* **WORK TO BE COMPLETED**:
In the records below, find the lines that include "serviceWorker" and copy each.

[DATA FOR THE TASK]

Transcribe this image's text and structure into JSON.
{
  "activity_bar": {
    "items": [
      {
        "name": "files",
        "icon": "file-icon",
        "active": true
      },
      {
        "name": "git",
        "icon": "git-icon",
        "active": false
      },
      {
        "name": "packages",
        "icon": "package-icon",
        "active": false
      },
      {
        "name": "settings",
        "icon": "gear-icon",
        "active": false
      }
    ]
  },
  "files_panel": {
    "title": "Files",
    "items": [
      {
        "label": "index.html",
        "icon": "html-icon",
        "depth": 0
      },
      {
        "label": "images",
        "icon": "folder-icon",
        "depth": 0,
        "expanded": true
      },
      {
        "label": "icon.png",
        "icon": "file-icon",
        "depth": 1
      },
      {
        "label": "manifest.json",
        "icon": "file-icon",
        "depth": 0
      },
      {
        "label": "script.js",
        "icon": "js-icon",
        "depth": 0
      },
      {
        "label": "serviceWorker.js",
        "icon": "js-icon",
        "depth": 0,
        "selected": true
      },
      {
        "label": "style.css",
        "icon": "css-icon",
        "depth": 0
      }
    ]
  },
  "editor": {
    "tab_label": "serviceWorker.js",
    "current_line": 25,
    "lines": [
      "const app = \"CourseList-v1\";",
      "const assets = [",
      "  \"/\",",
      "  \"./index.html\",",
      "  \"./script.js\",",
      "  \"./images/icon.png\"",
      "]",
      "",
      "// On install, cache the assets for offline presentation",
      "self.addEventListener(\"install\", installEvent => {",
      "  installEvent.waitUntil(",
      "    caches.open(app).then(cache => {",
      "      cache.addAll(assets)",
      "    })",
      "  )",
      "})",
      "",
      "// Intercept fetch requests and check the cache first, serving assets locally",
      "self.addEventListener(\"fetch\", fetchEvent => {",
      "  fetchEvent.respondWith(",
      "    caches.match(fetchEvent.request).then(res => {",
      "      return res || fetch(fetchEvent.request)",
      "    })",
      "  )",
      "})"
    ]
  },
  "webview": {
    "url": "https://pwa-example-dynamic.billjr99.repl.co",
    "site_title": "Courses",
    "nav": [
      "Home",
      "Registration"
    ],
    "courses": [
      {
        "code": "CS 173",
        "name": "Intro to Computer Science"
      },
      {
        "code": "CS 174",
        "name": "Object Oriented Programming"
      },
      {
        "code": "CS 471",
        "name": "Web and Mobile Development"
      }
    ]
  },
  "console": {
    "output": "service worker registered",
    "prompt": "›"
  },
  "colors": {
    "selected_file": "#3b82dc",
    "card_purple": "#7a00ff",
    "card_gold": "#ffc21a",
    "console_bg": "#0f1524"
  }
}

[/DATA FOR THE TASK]

* **SOLVED PROBLEM**:
        "label": "serviceWorker.js",
    "tab_label": "serviceWorker.js",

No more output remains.